_WHAT YOU SHOULD DO_: Find every line in the records that holds the string "JSON". Copy each one.

##### SOURCE RECORDS

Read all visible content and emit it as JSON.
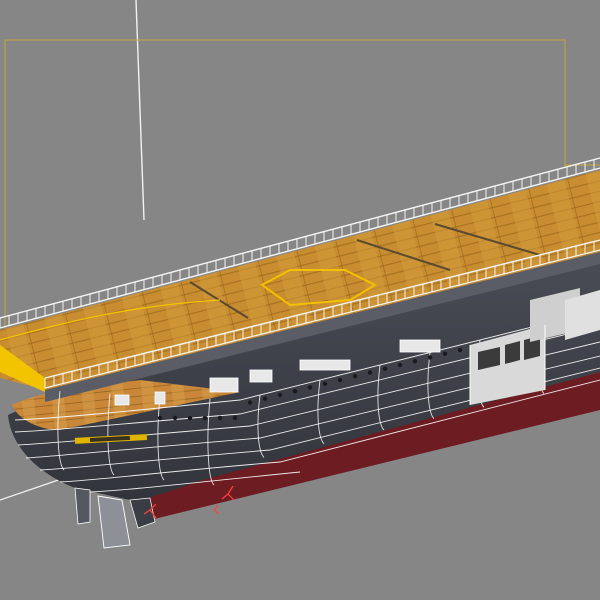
{
  "viewport": {
    "background": "#868686",
    "selection_bracket_color": "#c8a63a",
    "wireframe_color": "#ffffff"
  },
  "model": {
    "deck_color": "#c99032",
    "deck_trim_color": "#f2c400",
    "hull_color": "#3d3f48",
    "waterline_color": "#7a1f24"
  }
}
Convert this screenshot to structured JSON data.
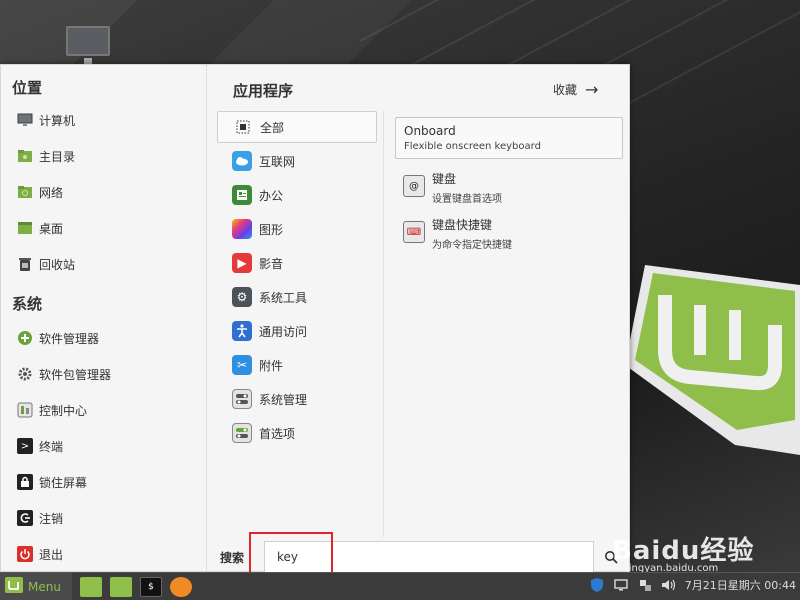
{
  "menu": {
    "places_title": "位置",
    "places": [
      {
        "label": "计算机",
        "icon": "monitor-icon"
      },
      {
        "label": "主目录",
        "icon": "home-folder-icon"
      },
      {
        "label": "网络",
        "icon": "network-folder-icon"
      },
      {
        "label": "桌面",
        "icon": "desktop-folder-icon"
      },
      {
        "label": "回收站",
        "icon": "trash-icon"
      }
    ],
    "system_title": "系统",
    "system": [
      {
        "label": "软件管理器",
        "icon": "software-manager-icon"
      },
      {
        "label": "软件包管理器",
        "icon": "package-manager-icon"
      },
      {
        "label": "控制中心",
        "icon": "control-center-icon"
      },
      {
        "label": "终端",
        "icon": "terminal-icon"
      },
      {
        "label": "锁住屏幕",
        "icon": "lock-icon"
      },
      {
        "label": "注销",
        "icon": "logout-icon"
      },
      {
        "label": "退出",
        "icon": "power-icon"
      }
    ],
    "categories_title": "应用程序",
    "favorites_label": "收藏",
    "categories": [
      {
        "label": "全部",
        "icon": "all-apps-icon",
        "selected": true
      },
      {
        "label": "互联网",
        "icon": "internet-icon"
      },
      {
        "label": "办公",
        "icon": "office-icon"
      },
      {
        "label": "图形",
        "icon": "graphics-icon"
      },
      {
        "label": "影音",
        "icon": "multimedia-icon"
      },
      {
        "label": "系统工具",
        "icon": "system-tools-icon"
      },
      {
        "label": "通用访问",
        "icon": "accessibility-icon"
      },
      {
        "label": "附件",
        "icon": "accessories-icon"
      },
      {
        "label": "系统管理",
        "icon": "administration-icon"
      },
      {
        "label": "首选项",
        "icon": "preferences-icon"
      }
    ],
    "apps": [
      {
        "name": "Onboard",
        "desc": "Flexible onscreen keyboard",
        "selected": true
      },
      {
        "name": "键盘",
        "desc": "设置键盘首选项",
        "icon": "keyboard-icon"
      },
      {
        "name": "键盘快捷键",
        "desc": "为命令指定快捷键",
        "icon": "keyboard-shortcuts-icon"
      }
    ],
    "search": {
      "label": "搜索",
      "value": "key"
    }
  },
  "taskbar": {
    "menu_label": "Menu",
    "clock": "7月21日星期六 00:44"
  },
  "watermark": {
    "brand": "Baidu经验",
    "url": "jingyan.baidu.com"
  },
  "colors": {
    "mint_green": "#8fbf4a",
    "highlight": "#e0242b"
  }
}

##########

_SOLUTION FOR THIS TASK_:
Read all visible content and emit it as JSON.
Convert this screenshot to structured JSON data.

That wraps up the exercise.